■ **Exercise brief**
For this exercise, print the records below verbatim.

--- Exercise data Enclosed Below ---

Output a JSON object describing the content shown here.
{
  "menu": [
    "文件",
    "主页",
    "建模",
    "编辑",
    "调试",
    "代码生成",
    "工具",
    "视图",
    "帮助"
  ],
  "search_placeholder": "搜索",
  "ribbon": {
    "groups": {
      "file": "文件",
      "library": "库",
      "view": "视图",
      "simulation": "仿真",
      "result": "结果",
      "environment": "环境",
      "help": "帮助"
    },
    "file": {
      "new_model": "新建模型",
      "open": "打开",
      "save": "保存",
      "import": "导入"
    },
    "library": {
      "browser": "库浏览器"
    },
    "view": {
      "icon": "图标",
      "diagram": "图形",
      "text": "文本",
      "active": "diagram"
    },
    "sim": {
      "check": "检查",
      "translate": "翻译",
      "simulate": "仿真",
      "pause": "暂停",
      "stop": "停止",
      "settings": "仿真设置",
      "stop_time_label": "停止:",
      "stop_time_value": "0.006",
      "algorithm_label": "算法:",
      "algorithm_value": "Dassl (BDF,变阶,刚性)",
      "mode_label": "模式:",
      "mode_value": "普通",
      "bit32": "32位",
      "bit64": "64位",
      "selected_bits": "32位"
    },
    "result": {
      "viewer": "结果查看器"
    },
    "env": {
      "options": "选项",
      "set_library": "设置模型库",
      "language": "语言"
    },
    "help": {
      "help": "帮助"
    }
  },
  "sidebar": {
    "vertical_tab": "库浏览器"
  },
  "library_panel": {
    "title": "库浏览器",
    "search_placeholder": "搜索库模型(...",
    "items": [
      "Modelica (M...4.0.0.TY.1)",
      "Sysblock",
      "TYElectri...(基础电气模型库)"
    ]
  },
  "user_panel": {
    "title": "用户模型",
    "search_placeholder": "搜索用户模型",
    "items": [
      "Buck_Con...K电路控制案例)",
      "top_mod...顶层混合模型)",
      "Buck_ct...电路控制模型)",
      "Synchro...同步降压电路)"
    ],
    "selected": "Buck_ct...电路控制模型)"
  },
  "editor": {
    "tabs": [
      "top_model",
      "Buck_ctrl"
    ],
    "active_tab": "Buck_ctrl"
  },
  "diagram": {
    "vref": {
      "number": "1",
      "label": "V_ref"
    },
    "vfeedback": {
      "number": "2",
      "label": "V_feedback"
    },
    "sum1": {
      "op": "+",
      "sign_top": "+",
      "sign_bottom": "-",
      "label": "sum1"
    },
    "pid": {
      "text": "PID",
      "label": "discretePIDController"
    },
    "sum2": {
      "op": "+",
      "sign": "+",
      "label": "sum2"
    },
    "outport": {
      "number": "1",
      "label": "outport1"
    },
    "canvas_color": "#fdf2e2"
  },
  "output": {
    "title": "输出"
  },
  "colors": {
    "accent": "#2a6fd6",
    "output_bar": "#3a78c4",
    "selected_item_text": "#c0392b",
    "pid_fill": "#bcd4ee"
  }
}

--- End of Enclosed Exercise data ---

■ **Solution for this problem**
Output a JSON object describing the content shown here.
{
  "menu": [
    "文件",
    "主页",
    "建模",
    "编辑",
    "调试",
    "代码生成",
    "工具",
    "视图",
    "帮助"
  ],
  "search_placeholder": "搜索",
  "ribbon": {
    "groups": {
      "file": "文件",
      "library": "库",
      "view": "视图",
      "simulation": "仿真",
      "result": "结果",
      "environment": "环境",
      "help": "帮助"
    },
    "file": {
      "new_model": "新建模型",
      "open": "打开",
      "save": "保存",
      "import": "导入"
    },
    "library": {
      "browser": "库浏览器"
    },
    "view": {
      "icon": "图标",
      "diagram": "图形",
      "text": "文本",
      "active": "diagram"
    },
    "sim": {
      "check": "检查",
      "translate": "翻译",
      "simulate": "仿真",
      "pause": "暂停",
      "stop": "停止",
      "settings": "仿真设置",
      "stop_time_label": "停止:",
      "stop_time_value": "0.006",
      "algorithm_label": "算法:",
      "algorithm_value": "Dassl (BDF,变阶,刚性)",
      "mode_label": "模式:",
      "mode_value": "普通",
      "bit32": "32位",
      "bit64": "64位",
      "selected_bits": "32位"
    },
    "result": {
      "viewer": "结果查看器"
    },
    "env": {
      "options": "选项",
      "set_library": "设置模型库",
      "language": "语言"
    },
    "help": {
      "help": "帮助"
    }
  },
  "sidebar": {
    "vertical_tab": "库浏览器"
  },
  "library_panel": {
    "title": "库浏览器",
    "search_placeholder": "搜索库模型(...",
    "items": [
      "Modelica (M...4.0.0.TY.1)",
      "Sysblock",
      "TYElectri...(基础电气模型库)"
    ]
  },
  "user_panel": {
    "title": "用户模型",
    "search_placeholder": "搜索用户模型",
    "items": [
      "Buck_Con...K电路控制案例)",
      "top_mod...顶层混合模型)",
      "Buck_ct...电路控制模型)",
      "Synchro...同步降压电路)"
    ],
    "selected": "Buck_ct...电路控制模型)"
  },
  "editor": {
    "tabs": [
      "top_model",
      "Buck_ctrl"
    ],
    "active_tab": "Buck_ctrl"
  },
  "diagram": {
    "vref": {
      "number": "1",
      "label": "V_ref"
    },
    "vfeedback": {
      "number": "2",
      "label": "V_feedback"
    },
    "sum1": {
      "op": "+",
      "sign_top": "+",
      "sign_bottom": "-",
      "label": "sum1"
    },
    "pid": {
      "text": "PID",
      "label": "discretePIDController"
    },
    "sum2": {
      "op": "+",
      "sign": "+",
      "label": "sum2"
    },
    "outport": {
      "number": "1",
      "label": "outport1"
    },
    "canvas_color": "#fdf2e2"
  },
  "output": {
    "title": "输出"
  },
  "colors": {
    "accent": "#2a6fd6",
    "output_bar": "#3a78c4",
    "selected_item_text": "#c0392b",
    "pid_fill": "#bcd4ee"
  }
}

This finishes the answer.